**What this task involves:** Could you return the whole listing exactly?
── Records supplied
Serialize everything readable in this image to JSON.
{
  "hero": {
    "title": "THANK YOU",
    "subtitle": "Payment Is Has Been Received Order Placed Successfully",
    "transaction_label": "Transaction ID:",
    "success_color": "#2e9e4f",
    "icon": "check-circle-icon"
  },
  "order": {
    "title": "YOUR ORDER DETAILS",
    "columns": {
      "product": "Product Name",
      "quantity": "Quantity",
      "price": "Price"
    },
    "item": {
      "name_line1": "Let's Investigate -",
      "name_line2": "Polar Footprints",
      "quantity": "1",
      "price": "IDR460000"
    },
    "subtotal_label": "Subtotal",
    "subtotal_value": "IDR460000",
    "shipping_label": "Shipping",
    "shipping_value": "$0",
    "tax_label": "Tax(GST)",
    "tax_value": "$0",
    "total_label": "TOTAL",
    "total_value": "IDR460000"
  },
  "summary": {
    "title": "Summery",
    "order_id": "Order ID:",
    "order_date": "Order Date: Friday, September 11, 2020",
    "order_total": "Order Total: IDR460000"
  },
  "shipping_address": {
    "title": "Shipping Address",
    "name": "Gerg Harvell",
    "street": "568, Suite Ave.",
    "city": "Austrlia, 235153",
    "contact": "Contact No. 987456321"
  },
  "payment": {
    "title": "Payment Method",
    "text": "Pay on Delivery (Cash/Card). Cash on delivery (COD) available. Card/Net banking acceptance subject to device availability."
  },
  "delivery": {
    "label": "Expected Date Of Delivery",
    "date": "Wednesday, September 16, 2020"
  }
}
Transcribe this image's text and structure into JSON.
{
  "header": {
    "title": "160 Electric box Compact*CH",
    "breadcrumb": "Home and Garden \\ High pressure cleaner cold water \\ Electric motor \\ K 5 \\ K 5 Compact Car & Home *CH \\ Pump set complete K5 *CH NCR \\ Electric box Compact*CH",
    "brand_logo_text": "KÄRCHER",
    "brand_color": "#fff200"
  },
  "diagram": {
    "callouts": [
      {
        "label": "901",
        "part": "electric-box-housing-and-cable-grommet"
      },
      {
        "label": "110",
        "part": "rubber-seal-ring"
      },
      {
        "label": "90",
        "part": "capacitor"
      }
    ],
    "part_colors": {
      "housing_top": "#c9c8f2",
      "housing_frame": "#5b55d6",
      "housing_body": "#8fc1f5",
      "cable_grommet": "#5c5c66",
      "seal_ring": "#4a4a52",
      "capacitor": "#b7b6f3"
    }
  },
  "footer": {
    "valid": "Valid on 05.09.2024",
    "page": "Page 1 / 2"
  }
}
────
**Task response:**
Serialize everything readable in this image to JSON.
{
  "hero": {
    "title": "THANK YOU",
    "subtitle": "Payment Is Has Been Received Order Placed Successfully",
    "transaction_label": "Transaction ID:",
    "success_color": "#2e9e4f",
    "icon": "check-circle-icon"
  },
  "order": {
    "title": "YOUR ORDER DETAILS",
    "columns": {
      "product": "Product Name",
      "quantity": "Quantity",
      "price": "Price"
    },
    "item": {
      "name_line1": "Let's Investigate -",
      "name_line2": "Polar Footprints",
      "quantity": "1",
      "price": "IDR460000"
    },
    "subtotal_label": "Subtotal",
    "subtotal_value": "IDR460000",
    "shipping_label": "Shipping",
    "shipping_value": "$0",
    "tax_label": "Tax(GST)",
    "tax_value": "$0",
    "total_label": "TOTAL",
    "total_value": "IDR460000"
  },
  "summary": {
    "title": "Summery",
    "order_id": "Order ID:",
    "order_date": "Order Date: Friday, September 11, 2020",
    "order_total": "Order Total: IDR460000"
  },
  "shipping_address": {
    "title": "Shipping Address",
    "name": "Gerg Harvell",
    "street": "568, Suite Ave.",
    "city": "Austrlia, 235153",
    "contact": "Contact No. 987456321"
  },
  "payment": {
    "title": "Payment Method",
    "text": "Pay on Delivery (Cash/Card). Cash on delivery (COD) available. Card/Net banking acceptance subject to device availability."
  },
  "delivery": {
    "label": "Expected Date Of Delivery",
    "date": "Wednesday, September 16, 2020"
  }
}
Transcribe this image's text and structure into JSON.
{
  "header": {
    "title": "160 Electric box Compact*CH",
    "breadcrumb": "Home and Garden \\ High pressure cleaner cold water \\ Electric motor \\ K 5 \\ K 5 Compact Car & Home *CH \\ Pump set complete K5 *CH NCR \\ Electric box Compact*CH",
    "brand_logo_text": "KÄRCHER",
    "brand_color": "#fff200"
  },
  "diagram": {
    "callouts": [
      {
        "label": "901",
        "part": "electric-box-housing-and-cable-grommet"
      },
      {
        "label": "110",
        "part": "rubber-seal-ring"
      },
      {
        "label": "90",
        "part": "capacitor"
      }
    ],
    "part_colors": {
      "housing_top": "#c9c8f2",
      "housing_frame": "#5b55d6",
      "housing_body": "#8fc1f5",
      "cable_grommet": "#5c5c66",
      "seal_ring": "#4a4a52",
      "capacitor": "#b7b6f3"
    }
  },
  "footer": {
    "valid": "Valid on 05.09.2024",
    "page": "Page 1 / 2"
  }
}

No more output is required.